KEY POINTS: Muscular contractions performed using a combination of low external loads and partial restriction of limb blood flow appear to induce substantial gains in muscle strength and muscle mass. This exercise regime may initially induce muscular stress and damage; however, the effects of a period of blood flow restricted training on these parameters remain largely unknown. The present study shows that short-term, high-frequency, low-load muscle training performed with partial blood flow restriction does not induce significant muscular damage. However, signs of myocellular stress and inflammation that were observed in the early phase of training and after the training intervention, respectively, may be facilitating the previously reported gains in myogenic satellite cell content and muscle hypertrophy.

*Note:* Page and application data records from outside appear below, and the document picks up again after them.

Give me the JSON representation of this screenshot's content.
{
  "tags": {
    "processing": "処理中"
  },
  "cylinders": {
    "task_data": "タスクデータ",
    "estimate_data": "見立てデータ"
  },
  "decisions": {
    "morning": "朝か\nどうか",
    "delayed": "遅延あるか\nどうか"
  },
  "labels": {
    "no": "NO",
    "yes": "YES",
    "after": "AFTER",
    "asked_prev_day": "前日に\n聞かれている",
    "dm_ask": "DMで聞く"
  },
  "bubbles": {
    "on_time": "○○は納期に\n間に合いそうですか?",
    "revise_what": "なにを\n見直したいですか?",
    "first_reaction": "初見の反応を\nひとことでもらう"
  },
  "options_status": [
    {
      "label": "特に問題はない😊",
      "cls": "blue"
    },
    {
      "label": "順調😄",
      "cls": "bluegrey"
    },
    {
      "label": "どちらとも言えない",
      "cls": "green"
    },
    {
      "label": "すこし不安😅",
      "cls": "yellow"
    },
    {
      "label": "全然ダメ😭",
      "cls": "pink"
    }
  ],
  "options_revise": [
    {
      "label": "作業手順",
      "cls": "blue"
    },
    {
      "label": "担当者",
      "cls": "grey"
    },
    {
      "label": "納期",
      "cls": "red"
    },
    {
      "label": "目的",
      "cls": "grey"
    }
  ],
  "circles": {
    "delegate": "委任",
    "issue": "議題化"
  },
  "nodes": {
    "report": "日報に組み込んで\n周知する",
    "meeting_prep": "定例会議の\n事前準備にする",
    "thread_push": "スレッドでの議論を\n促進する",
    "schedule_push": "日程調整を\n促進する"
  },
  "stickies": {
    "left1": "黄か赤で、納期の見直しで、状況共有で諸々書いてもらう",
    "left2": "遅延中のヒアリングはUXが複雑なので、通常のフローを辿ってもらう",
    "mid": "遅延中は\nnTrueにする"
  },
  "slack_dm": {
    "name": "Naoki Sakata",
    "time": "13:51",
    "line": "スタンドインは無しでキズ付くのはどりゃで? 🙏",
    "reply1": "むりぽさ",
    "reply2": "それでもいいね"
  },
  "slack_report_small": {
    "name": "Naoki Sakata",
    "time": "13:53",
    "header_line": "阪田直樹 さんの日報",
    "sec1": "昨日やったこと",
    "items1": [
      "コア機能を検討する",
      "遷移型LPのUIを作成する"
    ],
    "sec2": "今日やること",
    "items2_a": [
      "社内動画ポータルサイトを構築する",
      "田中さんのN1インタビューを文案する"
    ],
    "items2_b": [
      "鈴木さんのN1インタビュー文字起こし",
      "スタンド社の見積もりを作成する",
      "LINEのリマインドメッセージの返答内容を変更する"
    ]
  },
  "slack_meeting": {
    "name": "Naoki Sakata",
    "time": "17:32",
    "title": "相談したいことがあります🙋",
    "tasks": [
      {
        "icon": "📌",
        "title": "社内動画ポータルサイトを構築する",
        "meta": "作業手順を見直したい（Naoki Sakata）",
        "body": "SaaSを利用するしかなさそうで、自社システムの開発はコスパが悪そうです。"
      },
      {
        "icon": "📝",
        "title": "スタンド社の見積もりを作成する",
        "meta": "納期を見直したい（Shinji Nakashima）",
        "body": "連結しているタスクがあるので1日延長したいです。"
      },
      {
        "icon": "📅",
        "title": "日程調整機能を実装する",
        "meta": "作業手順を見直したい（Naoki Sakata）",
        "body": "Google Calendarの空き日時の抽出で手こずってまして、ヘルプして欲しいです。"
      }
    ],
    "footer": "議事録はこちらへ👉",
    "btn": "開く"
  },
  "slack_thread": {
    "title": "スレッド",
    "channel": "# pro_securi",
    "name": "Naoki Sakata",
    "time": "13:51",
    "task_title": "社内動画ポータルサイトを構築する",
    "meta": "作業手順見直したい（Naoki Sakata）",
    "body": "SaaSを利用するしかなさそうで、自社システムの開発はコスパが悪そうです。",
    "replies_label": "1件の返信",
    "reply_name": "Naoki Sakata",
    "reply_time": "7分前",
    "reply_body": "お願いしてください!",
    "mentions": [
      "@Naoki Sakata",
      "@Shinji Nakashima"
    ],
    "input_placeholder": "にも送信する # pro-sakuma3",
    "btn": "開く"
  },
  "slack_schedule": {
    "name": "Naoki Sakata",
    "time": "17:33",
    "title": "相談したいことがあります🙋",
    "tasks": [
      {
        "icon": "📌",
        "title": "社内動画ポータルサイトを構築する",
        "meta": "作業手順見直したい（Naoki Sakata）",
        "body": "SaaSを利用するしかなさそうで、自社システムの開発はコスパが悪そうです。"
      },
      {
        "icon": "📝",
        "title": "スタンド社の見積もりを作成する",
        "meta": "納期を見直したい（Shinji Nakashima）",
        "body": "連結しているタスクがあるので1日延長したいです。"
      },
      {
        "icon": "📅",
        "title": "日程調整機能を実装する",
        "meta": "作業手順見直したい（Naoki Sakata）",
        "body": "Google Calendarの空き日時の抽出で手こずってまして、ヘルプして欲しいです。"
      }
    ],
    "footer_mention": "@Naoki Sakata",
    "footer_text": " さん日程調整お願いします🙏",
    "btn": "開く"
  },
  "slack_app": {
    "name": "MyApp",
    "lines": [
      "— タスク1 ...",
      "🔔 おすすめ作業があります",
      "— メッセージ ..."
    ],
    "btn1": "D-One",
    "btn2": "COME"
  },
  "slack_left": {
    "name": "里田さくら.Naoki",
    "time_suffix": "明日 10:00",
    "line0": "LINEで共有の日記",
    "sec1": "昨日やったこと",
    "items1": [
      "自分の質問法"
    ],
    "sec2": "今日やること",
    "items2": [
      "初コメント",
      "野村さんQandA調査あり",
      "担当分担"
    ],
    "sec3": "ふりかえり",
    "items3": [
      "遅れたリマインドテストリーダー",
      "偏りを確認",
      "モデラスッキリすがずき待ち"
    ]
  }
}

The present results improve our current knowledge about the physiological effects of low-load muscular contractions performed under blood flow restriction and may provide important information of relevance for future therapeutic treatment of muscular atrophy.

ABSTRACT: Previous studies indicate that low-load muscle contractions performed under local blood flow restriction (BFR) may initially induce muscle damage and stress. However, whether these factors are evoked with longitudinal BFR training remains unexplored at the myocellular level. Two distinct study protocols were conducted, covering 3 weeks (3 wk) or one week (1 wk). Subjects performed BFR exercise (100 mmHg, 20% 1RM) to concentric failure (BFRE) (3 wk/1 wk), while controls performed work-matched (LLE) (3 wk) or high-load (HLE; 70% 1RM) (1 wk) free-flow exercise. Muscle biopsies (3 wk) were obtained at baseline (Pre), 8 days into the intervention (Mid8), and 3 and 10 days after training cessation (Post3, Post10) to examine macrophage (M1/M2) content as well as heat shock protein (HSP27/70) and tenascin-C expression. Blood samples (1 wk) were collected before and after (0.1-24 h) the first and last training session to examine markers of muscle damage (creatine kinase), oxidative stress (total antibody capacity, glutathione) and inflammation (monocyte chemotactic protein-1, interleukin-6, tumour necrosis factor α). M1-macrophage content increased 108-165% with BFRE and LLE at Post3 (P < 0.05), while M2-macrophages increased (163%) with BFRE only (P < 0.01). Membrane and intracellular HSP27 expression increased 60-132% at Mid8 with BFRE (P < 0.05-0.01). No or only minor changes were observed in circulating markers of muscle damage, oxidative stress and inflammation. The amplitude, timing and localization of the above changes indicate that only limited muscle damage was evoked with BFRE. This study is the first to show that a period of high-frequency, low-load BFR training does not appear to induce general myocellular damage. However, signs of tissue inflammation and focal myocellular membrane stress and/or reorganization were observed that may be involved in the adaptation processes evoked by BFR muscle exercise.

OriginalsprogEngelsk
TidsskriftThe Journal of Physiology
Vol/bind595
Tidsskriftsnummer14
Sider (fra-til)4857-4873
Antal sider17
ISSN0022-3751
DOI
StatusUdgivet - 15 jul. 2017

ID: 196912108